Artists and Bands

The Futureheads’ guitarist, Ross Millard, talks Manchester United, inventing privacy, and “The Chaos”

The Futureheads’ newest offering, “The Chaos”, is a truly electric album that doesn’t venture far from the band’s signature sound, but that has a healthy dose of fresh and new takes of what we love most about their music. Some standout tracks include “Struck Dumb,” which features a couple of heavier riffs, but has an overall playful tone, and “I Can Do That,” which has an upbeat feeling that is reminiscent of a Ramones tune. The band’s guitarist, Ross Millard, was kind enough to answer a few questions about The Futureheads’ music making process and their latest album:

Q: What makes your latest album, “The Chaos,” different from the rest? Was the writing / recording process enjoyable?

A: I think this is the first record that we’ve made with “full independence” in mind. I think it’s different because this record has it’s darker, more minor moments. We wanted the album to be a positive, uplifting record, but we wanted to acknowledge our surroundings and our times, so I guess it’s harps of light shafting through the darkness, this time. The process was enjoyable because we gave ourselves more time to make this record and didn’t impose much of a deadline on the finished product. Dave, our drummer, has had a son with his girlfriend and that meant we had to take our foot off the gas to a certain extent, but I think taking more time in the studio has benefitted all of us because the songs start to change and expand the longer you have them kicking around the rehearsal room.

Q: Besides punk, which has an obvious influence on your music, what other sounds and  factors inspire you?

A: Because we’re such a big harmony band, a lot of counterpoint, minimalist classical music influences our arrangements too. People like Steve Reich, Phillip Glass and Arvo Part have made some incredible contributions to polyrhythmic music and arrangements. I think doo-wop also has a role to play in some of the sweeter moments with the band too.

Q: What is your favorite city to play in and why?

A: New York City is a huge favourite of ours because it’s the birthplace of punk-rock and a great show there validates any band. We’ve played in the US many times now, and some of my favourite shows have been in New York. It can feel like a hometown show in many ways, especially if we haven’t played there for a while. The US tour we’ve got coming up is our first in four years and it’s one we’ve been looking forward to since we arrived home from the last one back in ’06.

Q: What’s the best concert you guys (individually or together) have been to? What made it so good?

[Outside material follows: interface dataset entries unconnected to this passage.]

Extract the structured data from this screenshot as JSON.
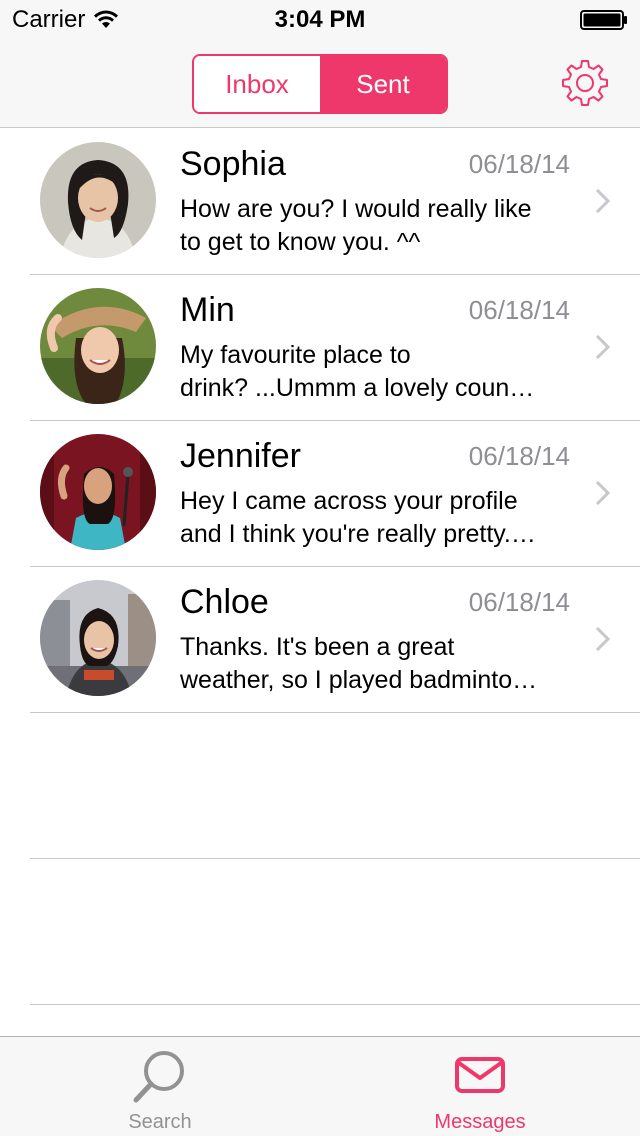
{
  "status_bar": {
    "carrier": "Carrier",
    "time": "3:04 PM"
  },
  "nav": {
    "segments": [
      "Inbox",
      "Sent"
    ],
    "selected_segment": "Sent"
  },
  "messages": [
    {
      "name": "Sophia",
      "date": "06/18/14",
      "preview_line1": "How are you? I would really like",
      "preview_line2": "to get to know you. ^^"
    },
    {
      "name": "Min",
      "date": "06/18/14",
      "preview_line1": "My favourite place to",
      "preview_line2": "drink? ...Ummm a lovely coun…"
    },
    {
      "name": "Jennifer",
      "date": "06/18/14",
      "preview_line1": "Hey I came across your profile",
      "preview_line2": "and I think you're really pretty.…"
    },
    {
      "name": "Chloe",
      "date": "06/18/14",
      "preview_line1": "Thanks. It's been a great",
      "preview_line2": "weather, so I played badminto…"
    }
  ],
  "tab_bar": {
    "tabs": [
      {
        "label": "Search",
        "icon": "search-icon"
      },
      {
        "label": "Messages",
        "icon": "envelope-icon"
      }
    ],
    "selected": "Messages"
  },
  "colors": {
    "accent": "#ee386c",
    "secondary_text": "#8e8e93",
    "separator": "#c8c7cc",
    "bar_background": "#f7f7f7"
  }
}
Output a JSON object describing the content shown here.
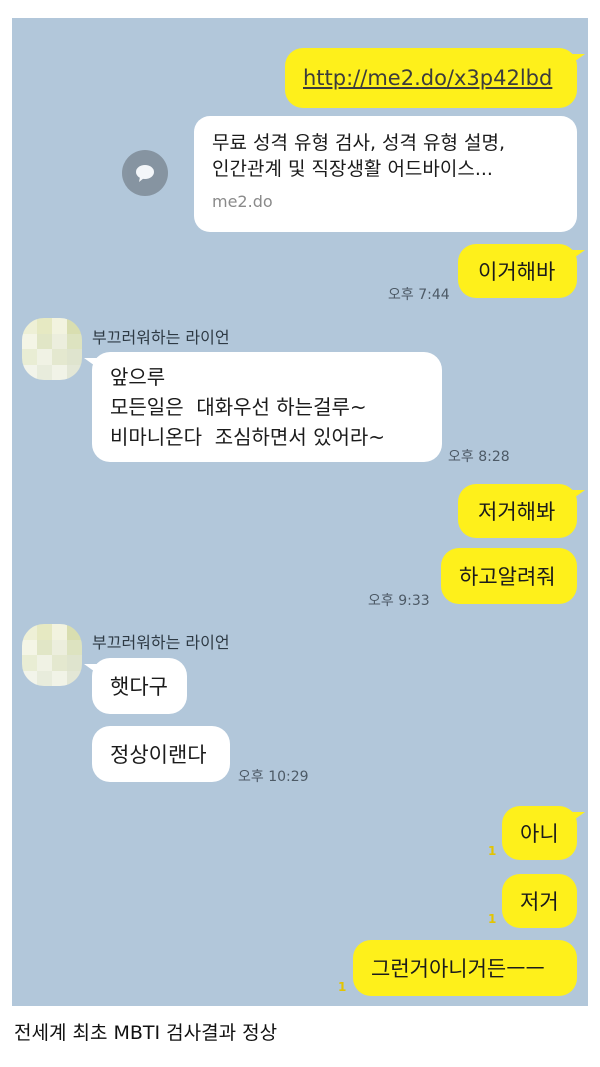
{
  "messages": {
    "link_url": "http://me2.do/x3p42lbd",
    "link_card_line1": "무료 성격 유형 검사, 성격 유형 설명,",
    "link_card_line2": "인간관계 및 직장생활 어드바이스...",
    "link_card_domain": "me2.do",
    "me_1": "이거해바",
    "time_1": "오후 7:44",
    "sender_name": "부끄러워하는 라이언",
    "them_1_line1": "앞으루",
    "them_1_line2": "모든일은  대화우선 하는걸루~",
    "them_1_line3": "비마니온다  조심하면서 있어라~",
    "time_2": "오후 8:28",
    "me_2": "저거해봐",
    "me_3": "하고알려줘",
    "time_3": "오후 9:33",
    "them_2": "햇다구",
    "them_3": "정상이랜다",
    "time_4": "오후 10:29",
    "me_4": "아니",
    "me_5": "저거",
    "me_6": "그런거아니거든ㅡㅡ",
    "unread_count": "1"
  },
  "caption": "전세계 최초 MBTI 검사결과 정상",
  "colors": {
    "chat_background": "#b2c7da",
    "my_bubble": "#fef01b",
    "their_bubble": "#ffffff"
  },
  "icons": {
    "share": "share-icon",
    "avatar": "profile-avatar"
  }
}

A: I saw “At The Drive In” from El Paso in Leeds [at The] Cockpit, just after the release of the “Relationship Of Command” album. That record was incendiary and I’ve never been more excited to see a band in my life. The venue holds five hundred people and I remember it being sooooo hot [that] they opened all of the fire escapes for cooler air in the end. That band changed a lot of things for me because they showed me that energy is essential in a performance. It’s not about posturing, it’s not about haircuts, or leather, or denim – it’s about tearing through the songs and the crowd, and burning something indelible into the audience. They were a great band and it was a tragedy when they split.

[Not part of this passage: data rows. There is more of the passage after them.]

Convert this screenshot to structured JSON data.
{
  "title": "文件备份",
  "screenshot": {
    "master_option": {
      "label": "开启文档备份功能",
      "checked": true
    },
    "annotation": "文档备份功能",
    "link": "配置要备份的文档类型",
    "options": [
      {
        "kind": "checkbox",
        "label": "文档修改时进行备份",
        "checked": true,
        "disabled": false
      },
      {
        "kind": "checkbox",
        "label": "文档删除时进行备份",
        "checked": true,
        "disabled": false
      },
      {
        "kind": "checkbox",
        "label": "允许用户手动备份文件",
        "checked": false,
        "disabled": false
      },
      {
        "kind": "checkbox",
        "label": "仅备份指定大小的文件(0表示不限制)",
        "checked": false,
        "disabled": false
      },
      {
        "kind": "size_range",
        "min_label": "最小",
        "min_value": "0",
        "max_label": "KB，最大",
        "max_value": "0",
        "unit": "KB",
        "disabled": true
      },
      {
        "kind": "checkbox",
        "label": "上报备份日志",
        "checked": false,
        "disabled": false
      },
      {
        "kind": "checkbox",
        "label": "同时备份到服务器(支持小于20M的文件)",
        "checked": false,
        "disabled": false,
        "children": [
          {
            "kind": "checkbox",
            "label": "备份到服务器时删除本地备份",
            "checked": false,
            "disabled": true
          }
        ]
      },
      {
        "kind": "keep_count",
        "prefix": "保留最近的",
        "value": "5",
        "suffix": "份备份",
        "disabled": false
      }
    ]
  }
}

Q: What other interests do you guys have, besides music?

A: I love football! I’m a season ticket holder for Manchester United and I go with my dad whenever I’m home. Rarely miss a game. We’re all big readers in the band and I’ve had countless good conversations on the road with Barry, who loves esoteric literature. All that stuff blows my mind [but] I’m more of a Norman Mailer man, to be honest. There’s nothing quite like disappearing into a book when you’re on the road: it’s the best way to invent privacy, that’s for sure.

Q:  If you weren’t in a band, what would you be doing for a living?

A: When I was at University, I thought I’d end up spending most of my days writing. I spend a lot of my time now scribbling away with this and that. Since the band has become my life, though, I’ve realised that it’s important to have a job that allows you to be outside, apart from the two hours a day that we spend rocking out. There’s nothing that currently stops me from being outdoors and I’d hate to be cooped up inside for most of the week.

For more Futureheads:

The Chaos

The Futureheads